RATIONALE AND OBJECTIVES: To characterize the long-term effects of therapeutic doses of ionizing radiation on the uptake and distribution of percutaneously delivered particulate contrast media in normal lymph nodes. METHODS: Two milliliters of an iodinated nanoparticle suspension (76 mg I/mL) was injected subcutaneously or submucosally into nine normal adult beagles. Region of interest analysis was used to estimate the volume, attenuation, and iodine concentration of opacified targeted lymph nodes and nonopacified contralateral nodes on 24-hour postinjection CT images. All lymph nodes were then irradiated with 50 Gy in 25 fractions of 2 Gy/d. Contrast-enhanced quantitative CT was repeated 12 months after irradiation. RESULTS: Contrast- enhanced nodes averaged 2.3 ± 0.8 times the volume of nonenhanced contralateral nodes before irradiation. The mean attenuation of contrast- enhanced nodes increased to 305 to 380 Hounsfield units from a pre- enhancement value of approximately 25 Hounsfield units. Opacified node volumes after irradiation averaged 61% to 86% of preirradiation volumes but were generally not statistically different. Contrast uptake assessed by average attenuation and iodine concentration decreased significantly by an average of 17% to 22% after irradiation and was significantly less than preirradiation uptake. Qualitatively, irradiated nodes generally appeared smaller than nonirradiated nodes, but the distribution pattern of contrast media did not appear to be appreciably altered. CONCLUSIONS: Lymph node irradiation resulted in only minimal decreases in contrast media uptake and node volume at 12 months. These effects presumably would not appreciably alter the potential clinical value of indirect lymphography for evaluating patients undergoing radiation therapy.
- Contrast media, experimental studies
- Iodinated nanoparticles
- Lymphatic system, therapeutic radiology
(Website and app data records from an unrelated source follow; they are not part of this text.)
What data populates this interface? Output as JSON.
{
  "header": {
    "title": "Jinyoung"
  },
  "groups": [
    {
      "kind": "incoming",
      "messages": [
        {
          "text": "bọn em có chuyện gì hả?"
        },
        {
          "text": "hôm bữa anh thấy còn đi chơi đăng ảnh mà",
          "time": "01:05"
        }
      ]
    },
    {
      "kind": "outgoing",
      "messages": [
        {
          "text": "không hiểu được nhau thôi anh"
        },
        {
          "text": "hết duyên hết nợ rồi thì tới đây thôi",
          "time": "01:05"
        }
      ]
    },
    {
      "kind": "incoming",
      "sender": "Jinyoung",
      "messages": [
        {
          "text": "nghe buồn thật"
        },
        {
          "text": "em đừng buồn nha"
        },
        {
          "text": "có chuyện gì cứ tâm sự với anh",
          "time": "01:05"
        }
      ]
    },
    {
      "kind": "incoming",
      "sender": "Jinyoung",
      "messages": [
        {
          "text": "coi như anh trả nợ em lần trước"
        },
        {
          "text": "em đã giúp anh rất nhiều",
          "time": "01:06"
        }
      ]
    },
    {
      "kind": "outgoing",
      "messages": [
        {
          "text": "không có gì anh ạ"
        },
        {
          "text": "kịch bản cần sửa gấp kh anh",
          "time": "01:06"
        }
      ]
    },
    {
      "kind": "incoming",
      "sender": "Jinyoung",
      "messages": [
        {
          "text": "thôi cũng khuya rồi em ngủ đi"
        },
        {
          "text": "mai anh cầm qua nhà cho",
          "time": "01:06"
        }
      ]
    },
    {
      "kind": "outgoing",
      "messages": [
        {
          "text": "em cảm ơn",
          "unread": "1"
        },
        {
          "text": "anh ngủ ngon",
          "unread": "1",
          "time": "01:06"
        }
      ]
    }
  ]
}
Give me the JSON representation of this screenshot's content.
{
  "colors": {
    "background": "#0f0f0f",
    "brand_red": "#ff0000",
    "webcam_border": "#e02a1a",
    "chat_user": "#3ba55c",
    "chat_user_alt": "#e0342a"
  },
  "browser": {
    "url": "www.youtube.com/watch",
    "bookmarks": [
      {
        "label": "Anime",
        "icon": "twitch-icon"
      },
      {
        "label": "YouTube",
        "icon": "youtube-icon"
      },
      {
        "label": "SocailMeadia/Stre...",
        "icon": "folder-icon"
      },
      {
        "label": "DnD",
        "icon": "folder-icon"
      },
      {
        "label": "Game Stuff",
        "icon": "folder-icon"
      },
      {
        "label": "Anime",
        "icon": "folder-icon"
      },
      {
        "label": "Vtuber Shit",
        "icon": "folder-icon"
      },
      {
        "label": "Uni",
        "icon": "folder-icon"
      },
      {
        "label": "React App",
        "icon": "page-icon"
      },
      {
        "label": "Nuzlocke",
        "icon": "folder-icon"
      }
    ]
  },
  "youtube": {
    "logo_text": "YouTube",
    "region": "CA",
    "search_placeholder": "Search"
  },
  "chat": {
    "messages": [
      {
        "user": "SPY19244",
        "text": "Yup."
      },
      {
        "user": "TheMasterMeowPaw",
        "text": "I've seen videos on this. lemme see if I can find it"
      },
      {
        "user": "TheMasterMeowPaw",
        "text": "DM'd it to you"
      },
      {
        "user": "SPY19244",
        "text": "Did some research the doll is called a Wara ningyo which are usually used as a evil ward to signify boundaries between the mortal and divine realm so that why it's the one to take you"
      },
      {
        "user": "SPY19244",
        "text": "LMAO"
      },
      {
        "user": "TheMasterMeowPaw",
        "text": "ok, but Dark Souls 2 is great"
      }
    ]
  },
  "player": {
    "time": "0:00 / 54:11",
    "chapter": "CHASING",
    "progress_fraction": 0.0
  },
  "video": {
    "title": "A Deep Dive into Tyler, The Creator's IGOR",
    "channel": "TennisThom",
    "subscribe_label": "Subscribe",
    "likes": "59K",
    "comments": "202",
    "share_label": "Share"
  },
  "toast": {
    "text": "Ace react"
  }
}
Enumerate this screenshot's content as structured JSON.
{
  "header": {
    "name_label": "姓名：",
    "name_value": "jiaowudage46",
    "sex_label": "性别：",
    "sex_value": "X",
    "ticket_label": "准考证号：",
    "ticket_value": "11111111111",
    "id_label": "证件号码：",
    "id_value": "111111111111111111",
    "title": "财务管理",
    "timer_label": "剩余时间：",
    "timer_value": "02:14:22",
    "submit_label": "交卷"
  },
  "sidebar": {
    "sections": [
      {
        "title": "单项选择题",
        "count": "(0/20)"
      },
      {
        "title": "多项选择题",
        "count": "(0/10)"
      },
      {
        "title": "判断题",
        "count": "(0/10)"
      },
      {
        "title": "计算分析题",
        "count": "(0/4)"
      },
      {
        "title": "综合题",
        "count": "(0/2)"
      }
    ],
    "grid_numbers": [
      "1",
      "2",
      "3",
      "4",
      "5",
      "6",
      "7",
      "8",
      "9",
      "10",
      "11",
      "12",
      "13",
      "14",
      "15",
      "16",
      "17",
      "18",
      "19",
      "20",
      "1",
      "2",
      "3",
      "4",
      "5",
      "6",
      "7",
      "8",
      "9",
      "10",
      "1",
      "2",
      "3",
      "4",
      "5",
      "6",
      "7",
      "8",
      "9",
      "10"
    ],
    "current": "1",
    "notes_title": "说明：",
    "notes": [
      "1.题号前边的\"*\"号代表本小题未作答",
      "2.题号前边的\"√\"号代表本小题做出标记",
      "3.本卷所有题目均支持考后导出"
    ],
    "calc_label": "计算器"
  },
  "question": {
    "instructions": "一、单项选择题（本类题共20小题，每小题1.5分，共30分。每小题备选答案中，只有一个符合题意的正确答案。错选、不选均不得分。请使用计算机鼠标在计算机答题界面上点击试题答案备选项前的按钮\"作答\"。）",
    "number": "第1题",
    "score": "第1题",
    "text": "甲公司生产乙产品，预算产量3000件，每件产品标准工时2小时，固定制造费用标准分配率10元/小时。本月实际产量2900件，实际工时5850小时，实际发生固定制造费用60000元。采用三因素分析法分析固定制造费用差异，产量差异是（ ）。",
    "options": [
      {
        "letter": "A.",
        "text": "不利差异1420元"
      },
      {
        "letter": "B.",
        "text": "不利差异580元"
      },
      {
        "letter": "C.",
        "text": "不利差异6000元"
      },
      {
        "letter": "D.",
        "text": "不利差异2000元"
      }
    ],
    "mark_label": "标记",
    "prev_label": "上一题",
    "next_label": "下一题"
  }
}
- Lymphography/lymphatic system, CT
ASJC Scopus subject areas
- Radiology Nuclear Medicine and imaging
- Radiological and Ultrasound Technology